• **Problem requirements**
The full set of entries is to be returned word for word.

[Opening Provided records section]

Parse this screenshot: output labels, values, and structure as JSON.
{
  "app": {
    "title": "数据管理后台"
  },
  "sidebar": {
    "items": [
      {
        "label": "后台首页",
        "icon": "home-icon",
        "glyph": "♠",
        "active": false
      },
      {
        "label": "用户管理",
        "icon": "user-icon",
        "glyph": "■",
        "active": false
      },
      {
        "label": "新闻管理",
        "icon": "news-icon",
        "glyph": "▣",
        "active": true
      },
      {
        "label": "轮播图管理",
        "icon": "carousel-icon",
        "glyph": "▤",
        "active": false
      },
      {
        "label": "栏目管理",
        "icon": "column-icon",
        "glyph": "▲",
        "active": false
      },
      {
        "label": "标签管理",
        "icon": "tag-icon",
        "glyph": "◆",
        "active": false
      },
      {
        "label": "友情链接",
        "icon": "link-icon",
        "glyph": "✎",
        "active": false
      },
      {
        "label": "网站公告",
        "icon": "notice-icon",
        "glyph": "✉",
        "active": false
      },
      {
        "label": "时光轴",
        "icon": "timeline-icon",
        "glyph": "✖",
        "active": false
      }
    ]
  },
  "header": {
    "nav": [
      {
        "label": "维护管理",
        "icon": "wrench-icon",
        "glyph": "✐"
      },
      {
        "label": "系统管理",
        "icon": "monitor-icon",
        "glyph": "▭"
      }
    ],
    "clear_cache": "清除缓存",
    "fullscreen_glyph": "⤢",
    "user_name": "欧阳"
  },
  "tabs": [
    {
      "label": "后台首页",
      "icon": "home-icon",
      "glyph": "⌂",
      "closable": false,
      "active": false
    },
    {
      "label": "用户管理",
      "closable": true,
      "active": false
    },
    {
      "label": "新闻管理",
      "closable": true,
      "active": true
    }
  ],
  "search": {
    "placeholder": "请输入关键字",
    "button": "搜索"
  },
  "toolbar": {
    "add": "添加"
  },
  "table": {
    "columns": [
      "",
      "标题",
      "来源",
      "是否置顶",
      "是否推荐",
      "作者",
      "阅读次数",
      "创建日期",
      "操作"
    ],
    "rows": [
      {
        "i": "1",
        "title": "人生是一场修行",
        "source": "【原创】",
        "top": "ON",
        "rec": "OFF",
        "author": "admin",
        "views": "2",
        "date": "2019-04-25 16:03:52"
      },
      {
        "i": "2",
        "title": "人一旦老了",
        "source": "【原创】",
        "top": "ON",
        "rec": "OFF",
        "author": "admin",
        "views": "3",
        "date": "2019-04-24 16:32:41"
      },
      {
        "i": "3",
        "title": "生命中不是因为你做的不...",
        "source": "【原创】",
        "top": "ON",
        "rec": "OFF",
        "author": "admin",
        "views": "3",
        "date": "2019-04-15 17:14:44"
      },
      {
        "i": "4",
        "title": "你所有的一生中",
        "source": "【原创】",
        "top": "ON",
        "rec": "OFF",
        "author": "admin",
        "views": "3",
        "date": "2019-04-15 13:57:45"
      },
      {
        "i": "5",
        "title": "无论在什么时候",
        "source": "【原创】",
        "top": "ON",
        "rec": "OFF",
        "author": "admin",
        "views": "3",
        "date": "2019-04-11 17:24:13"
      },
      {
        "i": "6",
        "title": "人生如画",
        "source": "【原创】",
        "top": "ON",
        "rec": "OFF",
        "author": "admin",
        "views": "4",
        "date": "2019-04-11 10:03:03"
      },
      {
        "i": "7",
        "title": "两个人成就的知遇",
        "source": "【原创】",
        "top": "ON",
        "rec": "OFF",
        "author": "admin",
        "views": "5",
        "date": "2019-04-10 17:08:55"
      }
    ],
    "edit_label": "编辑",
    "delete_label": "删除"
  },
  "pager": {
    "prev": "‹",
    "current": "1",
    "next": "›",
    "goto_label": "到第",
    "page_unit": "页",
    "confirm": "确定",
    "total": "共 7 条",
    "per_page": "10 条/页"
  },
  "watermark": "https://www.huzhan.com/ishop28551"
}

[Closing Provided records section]

• **Exercise output**
Parse this screenshot: output labels, values, and structure as JSON.
{
  "app": {
    "title": "数据管理后台"
  },
  "sidebar": {
    "items": [
      {
        "label": "后台首页",
        "icon": "home-icon",
        "glyph": "♠",
        "active": false
      },
      {
        "label": "用户管理",
        "icon": "user-icon",
        "glyph": "■",
        "active": false
      },
      {
        "label": "新闻管理",
        "icon": "news-icon",
        "glyph": "▣",
        "active": true
      },
      {
        "label": "轮播图管理",
        "icon": "carousel-icon",
        "glyph": "▤",
        "active": false
      },
      {
        "label": "栏目管理",
        "icon": "column-icon",
        "glyph": "▲",
        "active": false
      },
      {
        "label": "标签管理",
        "icon": "tag-icon",
        "glyph": "◆",
        "active": false
      },
      {
        "label": "友情链接",
        "icon": "link-icon",
        "glyph": "✎",
        "active": false
      },
      {
        "label": "网站公告",
        "icon": "notice-icon",
        "glyph": "✉",
        "active": false
      },
      {
        "label": "时光轴",
        "icon": "timeline-icon",
        "glyph": "✖",
        "active": false
      }
    ]
  },
  "header": {
    "nav": [
      {
        "label": "维护管理",
        "icon": "wrench-icon",
        "glyph": "✐"
      },
      {
        "label": "系统管理",
        "icon": "monitor-icon",
        "glyph": "▭"
      }
    ],
    "clear_cache": "清除缓存",
    "fullscreen_glyph": "⤢",
    "user_name": "欧阳"
  },
  "tabs": [
    {
      "label": "后台首页",
      "icon": "home-icon",
      "glyph": "⌂",
      "closable": false,
      "active": false
    },
    {
      "label": "用户管理",
      "closable": true,
      "active": false
    },
    {
      "label": "新闻管理",
      "closable": true,
      "active": true
    }
  ],
  "search": {
    "placeholder": "请输入关键字",
    "button": "搜索"
  },
  "toolbar": {
    "add": "添加"
  },
  "table": {
    "columns": [
      "",
      "标题",
      "来源",
      "是否置顶",
      "是否推荐",
      "作者",
      "阅读次数",
      "创建日期",
      "操作"
    ],
    "rows": [
      {
        "i": "1",
        "title": "人生是一场修行",
        "source": "【原创】",
        "top": "ON",
        "rec": "OFF",
        "author": "admin",
        "views": "2",
        "date": "2019-04-25 16:03:52"
      },
      {
        "i": "2",
        "title": "人一旦老了",
        "source": "【原创】",
        "top": "ON",
        "rec": "OFF",
        "author": "admin",
        "views": "3",
        "date": "2019-04-24 16:32:41"
      },
      {
        "i": "3",
        "title": "生命中不是因为你做的不...",
        "source": "【原创】",
        "top": "ON",
        "rec": "OFF",
        "author": "admin",
        "views": "3",
        "date": "2019-04-15 17:14:44"
      },
      {
        "i": "4",
        "title": "你所有的一生中",
        "source": "【原创】",
        "top": "ON",
        "rec": "OFF",
        "author": "admin",
        "views": "3",
        "date": "2019-04-15 13:57:45"
      },
      {
        "i": "5",
        "title": "无论在什么时候",
        "source": "【原创】",
        "top": "ON",
        "rec": "OFF",
        "author": "admin",
        "views": "3",
        "date": "2019-04-11 17:24:13"
      },
      {
        "i": "6",
        "title": "人生如画",
        "source": "【原创】",
        "top": "ON",
        "rec": "OFF",
        "author": "admin",
        "views": "4",
        "date": "2019-04-11 10:03:03"
      },
      {
        "i": "7",
        "title": "两个人成就的知遇",
        "source": "【原创】",
        "top": "ON",
        "rec": "OFF",
        "author": "admin",
        "views": "5",
        "date": "2019-04-10 17:08:55"
      }
    ],
    "edit_label": "编辑",
    "delete_label": "删除"
  },
  "pager": {
    "prev": "‹",
    "current": "1",
    "next": "›",
    "goto_label": "到第",
    "page_unit": "页",
    "confirm": "确定",
    "total": "共 7 条",
    "per_page": "10 条/页"
  },
  "watermark": "https://www.huzhan.com/ishop28551"
}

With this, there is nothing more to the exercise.